WHAT TO DO:
Nothing in the data should be left out or altered when it is retyped.

TASK MATERIAL:

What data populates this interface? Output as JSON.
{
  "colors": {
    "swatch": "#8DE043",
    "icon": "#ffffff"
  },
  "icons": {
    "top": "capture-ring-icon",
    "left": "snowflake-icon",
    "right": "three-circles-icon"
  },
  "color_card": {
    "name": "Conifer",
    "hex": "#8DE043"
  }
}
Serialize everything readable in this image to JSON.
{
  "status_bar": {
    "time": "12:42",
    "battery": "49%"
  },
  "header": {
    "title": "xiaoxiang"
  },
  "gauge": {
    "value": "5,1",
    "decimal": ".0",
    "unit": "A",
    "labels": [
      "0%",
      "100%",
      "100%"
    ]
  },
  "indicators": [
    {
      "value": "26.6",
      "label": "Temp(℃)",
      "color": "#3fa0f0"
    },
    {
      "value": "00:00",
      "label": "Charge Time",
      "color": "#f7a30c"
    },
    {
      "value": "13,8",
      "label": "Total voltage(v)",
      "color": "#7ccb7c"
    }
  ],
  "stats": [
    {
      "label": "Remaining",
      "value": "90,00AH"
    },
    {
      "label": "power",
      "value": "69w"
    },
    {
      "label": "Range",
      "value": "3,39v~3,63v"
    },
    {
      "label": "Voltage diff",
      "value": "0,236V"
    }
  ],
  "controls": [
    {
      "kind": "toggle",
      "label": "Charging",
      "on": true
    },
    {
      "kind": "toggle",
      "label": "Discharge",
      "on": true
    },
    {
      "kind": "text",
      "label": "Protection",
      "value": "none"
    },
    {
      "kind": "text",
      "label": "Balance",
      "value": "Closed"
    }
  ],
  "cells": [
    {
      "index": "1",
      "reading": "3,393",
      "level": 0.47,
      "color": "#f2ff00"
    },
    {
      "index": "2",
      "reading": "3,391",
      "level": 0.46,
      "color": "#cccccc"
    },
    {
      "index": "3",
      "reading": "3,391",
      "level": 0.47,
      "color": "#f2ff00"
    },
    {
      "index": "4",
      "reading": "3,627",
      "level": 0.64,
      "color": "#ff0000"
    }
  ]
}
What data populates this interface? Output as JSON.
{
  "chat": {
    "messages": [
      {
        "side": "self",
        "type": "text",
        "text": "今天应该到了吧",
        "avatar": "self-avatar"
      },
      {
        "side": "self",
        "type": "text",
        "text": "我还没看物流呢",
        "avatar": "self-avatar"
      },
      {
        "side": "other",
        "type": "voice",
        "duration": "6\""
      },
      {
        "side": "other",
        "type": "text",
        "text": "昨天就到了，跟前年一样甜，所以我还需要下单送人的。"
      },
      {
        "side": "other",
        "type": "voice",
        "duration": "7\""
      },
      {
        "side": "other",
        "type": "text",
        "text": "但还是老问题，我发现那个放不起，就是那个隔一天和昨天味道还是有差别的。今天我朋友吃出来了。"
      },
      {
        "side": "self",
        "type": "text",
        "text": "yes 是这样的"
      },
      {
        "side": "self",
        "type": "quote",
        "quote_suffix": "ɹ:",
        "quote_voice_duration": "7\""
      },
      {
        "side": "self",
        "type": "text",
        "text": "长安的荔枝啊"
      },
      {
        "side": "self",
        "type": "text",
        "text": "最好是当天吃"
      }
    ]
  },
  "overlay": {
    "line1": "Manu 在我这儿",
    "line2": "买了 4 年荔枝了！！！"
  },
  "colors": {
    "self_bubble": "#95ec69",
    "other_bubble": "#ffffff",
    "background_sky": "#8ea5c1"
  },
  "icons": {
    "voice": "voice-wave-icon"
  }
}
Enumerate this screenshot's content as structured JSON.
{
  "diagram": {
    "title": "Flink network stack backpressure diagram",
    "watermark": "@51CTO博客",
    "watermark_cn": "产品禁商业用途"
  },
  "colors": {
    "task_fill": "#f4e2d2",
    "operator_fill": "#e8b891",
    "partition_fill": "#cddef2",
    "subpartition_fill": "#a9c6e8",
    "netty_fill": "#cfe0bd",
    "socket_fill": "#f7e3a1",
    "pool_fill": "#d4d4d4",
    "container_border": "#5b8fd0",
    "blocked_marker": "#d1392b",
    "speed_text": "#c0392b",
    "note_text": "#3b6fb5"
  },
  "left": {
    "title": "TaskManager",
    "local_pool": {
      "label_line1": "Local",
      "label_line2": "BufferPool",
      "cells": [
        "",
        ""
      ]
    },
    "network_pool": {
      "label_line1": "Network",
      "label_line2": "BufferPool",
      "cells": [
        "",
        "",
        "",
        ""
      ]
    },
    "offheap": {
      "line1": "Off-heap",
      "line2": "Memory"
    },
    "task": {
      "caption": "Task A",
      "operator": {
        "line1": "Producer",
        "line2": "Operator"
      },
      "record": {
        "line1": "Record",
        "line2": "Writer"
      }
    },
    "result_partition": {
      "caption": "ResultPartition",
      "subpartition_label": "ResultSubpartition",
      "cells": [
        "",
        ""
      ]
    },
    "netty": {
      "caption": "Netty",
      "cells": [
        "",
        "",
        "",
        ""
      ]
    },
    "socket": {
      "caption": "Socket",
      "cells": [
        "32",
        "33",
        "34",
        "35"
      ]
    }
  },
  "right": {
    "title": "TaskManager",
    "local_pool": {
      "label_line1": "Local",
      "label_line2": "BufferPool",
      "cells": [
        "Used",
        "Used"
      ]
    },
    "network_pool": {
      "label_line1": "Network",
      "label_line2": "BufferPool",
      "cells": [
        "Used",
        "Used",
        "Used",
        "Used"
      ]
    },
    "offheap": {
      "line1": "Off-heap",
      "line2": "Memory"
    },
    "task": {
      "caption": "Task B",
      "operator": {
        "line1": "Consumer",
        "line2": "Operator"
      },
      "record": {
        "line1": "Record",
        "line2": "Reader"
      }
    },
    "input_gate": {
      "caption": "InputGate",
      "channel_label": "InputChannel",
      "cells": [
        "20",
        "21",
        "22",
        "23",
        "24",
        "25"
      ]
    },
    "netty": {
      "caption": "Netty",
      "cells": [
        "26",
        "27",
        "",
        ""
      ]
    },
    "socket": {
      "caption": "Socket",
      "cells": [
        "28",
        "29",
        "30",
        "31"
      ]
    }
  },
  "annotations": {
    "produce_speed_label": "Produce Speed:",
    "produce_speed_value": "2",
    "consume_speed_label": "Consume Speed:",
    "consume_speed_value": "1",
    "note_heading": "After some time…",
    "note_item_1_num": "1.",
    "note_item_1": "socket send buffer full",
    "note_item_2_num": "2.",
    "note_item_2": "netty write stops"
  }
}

TASK OUTPUT:
What data populates this interface? Output as JSON.
{
  "colors": {
    "swatch": "#8DE043",
    "icon": "#ffffff"
  },
  "icons": {
    "top": "capture-ring-icon",
    "left": "snowflake-icon",
    "right": "three-circles-icon"
  },
  "color_card": {
    "name": "Conifer",
    "hex": "#8DE043"
  }
}
Serialize everything readable in this image to JSON.
{
  "status_bar": {
    "time": "12:42",
    "battery": "49%"
  },
  "header": {
    "title": "xiaoxiang"
  },
  "gauge": {
    "value": "5,1",
    "decimal": ".0",
    "unit": "A",
    "labels": [
      "0%",
      "100%",
      "100%"
    ]
  },
  "indicators": [
    {
      "value": "26.6",
      "label": "Temp(℃)",
      "color": "#3fa0f0"
    },
    {
      "value": "00:00",
      "label": "Charge Time",
      "color": "#f7a30c"
    },
    {
      "value": "13,8",
      "label": "Total voltage(v)",
      "color": "#7ccb7c"
    }
  ],
  "stats": [
    {
      "label": "Remaining",
      "value": "90,00AH"
    },
    {
      "label": "power",
      "value": "69w"
    },
    {
      "label": "Range",
      "value": "3,39v~3,63v"
    },
    {
      "label": "Voltage diff",
      "value": "0,236V"
    }
  ],
  "controls": [
    {
      "kind": "toggle",
      "label": "Charging",
      "on": true
    },
    {
      "kind": "toggle",
      "label": "Discharge",
      "on": true
    },
    {
      "kind": "text",
      "label": "Protection",
      "value": "none"
    },
    {
      "kind": "text",
      "label": "Balance",
      "value": "Closed"
    }
  ],
  "cells": [
    {
      "index": "1",
      "reading": "3,393",
      "level": 0.47,
      "color": "#f2ff00"
    },
    {
      "index": "2",
      "reading": "3,391",
      "level": 0.46,
      "color": "#cccccc"
    },
    {
      "index": "3",
      "reading": "3,391",
      "level": 0.47,
      "color": "#f2ff00"
    },
    {
      "index": "4",
      "reading": "3,627",
      "level": 0.64,
      "color": "#ff0000"
    }
  ]
}
What data populates this interface? Output as JSON.
{
  "chat": {
    "messages": [
      {
        "side": "self",
        "type": "text",
        "text": "今天应该到了吧",
        "avatar": "self-avatar"
      },
      {
        "side": "self",
        "type": "text",
        "text": "我还没看物流呢",
        "avatar": "self-avatar"
      },
      {
        "side": "other",
        "type": "voice",
        "duration": "6\""
      },
      {
        "side": "other",
        "type": "text",
        "text": "昨天就到了，跟前年一样甜，所以我还需要下单送人的。"
      },
      {
        "side": "other",
        "type": "voice",
        "duration": "7\""
      },
      {
        "side": "other",
        "type": "text",
        "text": "但还是老问题，我发现那个放不起，就是那个隔一天和昨天味道还是有差别的。今天我朋友吃出来了。"
      },
      {
        "side": "self",
        "type": "text",
        "text": "yes 是这样的"
      },
      {
        "side": "self",
        "type": "quote",
        "quote_suffix": "ɹ:",
        "quote_voice_duration": "7\""
      },
      {
        "side": "self",
        "type": "text",
        "text": "长安的荔枝啊"
      },
      {
        "side": "self",
        "type": "text",
        "text": "最好是当天吃"
      }
    ]
  },
  "overlay": {
    "line1": "Manu 在我这儿",
    "line2": "买了 4 年荔枝了！！！"
  },
  "colors": {
    "self_bubble": "#95ec69",
    "other_bubble": "#ffffff",
    "background_sky": "#8ea5c1"
  },
  "icons": {
    "voice": "voice-wave-icon"
  }
}
Enumerate this screenshot's content as structured JSON.
{
  "diagram": {
    "title": "Flink network stack backpressure diagram",
    "watermark": "@51CTO博客",
    "watermark_cn": "产品禁商业用途"
  },
  "colors": {
    "task_fill": "#f4e2d2",
    "operator_fill": "#e8b891",
    "partition_fill": "#cddef2",
    "subpartition_fill": "#a9c6e8",
    "netty_fill": "#cfe0bd",
    "socket_fill": "#f7e3a1",
    "pool_fill": "#d4d4d4",
    "container_border": "#5b8fd0",
    "blocked_marker": "#d1392b",
    "speed_text": "#c0392b",
    "note_text": "#3b6fb5"
  },
  "left": {
    "title": "TaskManager",
    "local_pool": {
      "label_line1": "Local",
      "label_line2": "BufferPool",
      "cells": [
        "",
        ""
      ]
    },
    "network_pool": {
      "label_line1": "Network",
      "label_line2": "BufferPool",
      "cells": [
        "",
        "",
        "",
        ""
      ]
    },
    "offheap": {
      "line1": "Off-heap",
      "line2": "Memory"
    },
    "task": {
      "caption": "Task A",
      "operator": {
        "line1": "Producer",
        "line2": "Operator"
      },
      "record": {
        "line1": "Record",
        "line2": "Writer"
      }
    },
    "result_partition": {
      "caption": "ResultPartition",
      "subpartition_label": "ResultSubpartition",
      "cells": [
        "",
        ""
      ]
    },
    "netty": {
      "caption": "Netty",
      "cells": [
        "",
        "",
        "",
        ""
      ]
    },
    "socket": {
      "caption": "Socket",
      "cells": [
        "32",
        "33",
        "34",
        "35"
      ]
    }
  },
  "right": {
    "title": "TaskManager",
    "local_pool": {
      "label_line1": "Local",
      "label_line2": "BufferPool",
      "cells": [
        "Used",
        "Used"
      ]
    },
    "network_pool": {
      "label_line1": "Network",
      "label_line2": "BufferPool",
      "cells": [
        "Used",
        "Used",
        "Used",
        "Used"
      ]
    },
    "offheap": {
      "line1": "Off-heap",
      "line2": "Memory"
    },
    "task": {
      "caption": "Task B",
      "operator": {
        "line1": "Consumer",
        "line2": "Operator"
      },
      "record": {
        "line1": "Record",
        "line2": "Reader"
      }
    },
    "input_gate": {
      "caption": "InputGate",
      "channel_label": "InputChannel",
      "cells": [
        "20",
        "21",
        "22",
        "23",
        "24",
        "25"
      ]
    },
    "netty": {
      "caption": "Netty",
      "cells": [
        "26",
        "27",
        "",
        ""
      ]
    },
    "socket": {
      "caption": "Socket",
      "cells": [
        "28",
        "29",
        "30",
        "31"
      ]
    }
  },
  "annotations": {
    "produce_speed_label": "Produce Speed:",
    "produce_speed_value": "2",
    "consume_speed_label": "Consume Speed:",
    "consume_speed_value": "1",
    "note_heading": "After some time…",
    "note_item_1_num": "1.",
    "note_item_1": "socket send buffer full",
    "note_item_2_num": "2.",
    "note_item_2": "netty write stops"
  }
}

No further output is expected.